Miller files federal case over counting write-in ballots in Alaska
Late yesterday, candidate for Senate Joe Miller filed a complaint in federal court asking the court to permanently enjoin election officials from counting any write-in ballot on which the spelling of the candidate’s name varies in any way from the name as written on the candidate’s write-in declaration of candidacy. Miller argues that the Director of the Division of Elections is violating the federal Elections Clause and Equal Protection Clause, as well as some state laws, by permitting officials to use discretion when determining whether a write-in ballot should count. Miller claims that Alaska statutes mandates that any written-in names not deviate from the declaration of candidacy, and any ballots that do so are “statutorily invalid.”
At issue are 92,528 write-in ballots, which constitute over 40% of the total votes cast for the Senate race. According to the Alaska Division of Elections, Miller currently has 35% of the vote. Incumbent Senator Lisa Murkowski ran as a write-in candidate after losing the Republican primary to Joe Miller, and the current battle focuses on the spelling of her name on write-in ballots.
Citing Bush v. Gore, Miller’s Equal Protection argument states that, while intent of the voter is a starting point, there must be “specific standards” and “uniform rules” to guide officials when determining voter intent.

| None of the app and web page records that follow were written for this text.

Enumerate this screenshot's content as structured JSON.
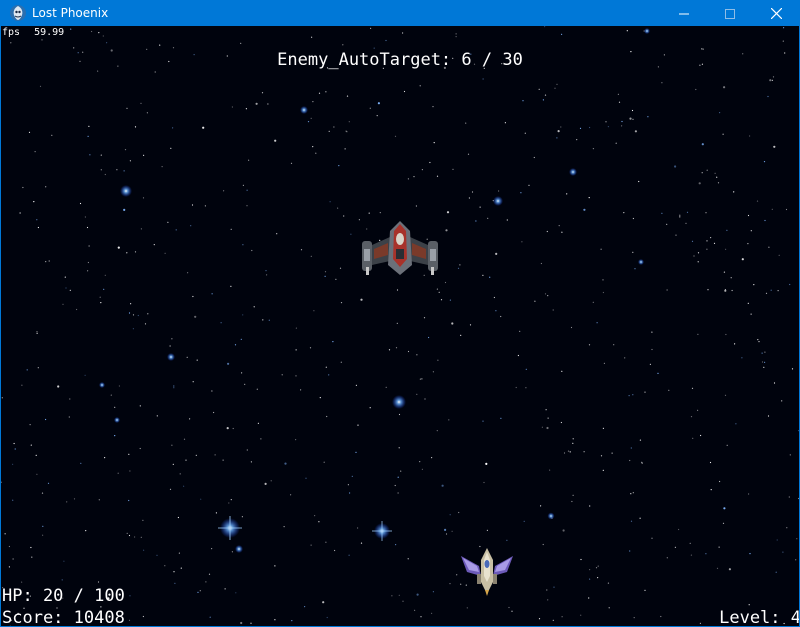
{
  "window": {
    "title": "Lost Phoenix",
    "icon": "phoenix-app-icon",
    "controls": [
      "minimize-icon",
      "maximize-icon",
      "close-icon"
    ],
    "accent_color": "#0078d7"
  },
  "hud": {
    "fps_label": "fps",
    "fps_value": "59.99",
    "target_counter": "Enemy_AutoTarget: 6 / 30",
    "hp": "HP: 20 / 100",
    "score": "Score: 10408",
    "level": "Level: 4"
  },
  "scene": {
    "background_color": "#00030d",
    "enemy_ship": "enemy-fighter-ship",
    "player_ship": "player-phoenix-ship"
  }
}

His claim is that Alaska statutes already provide that specificity, and the Director’s new guidance contradicts those standards.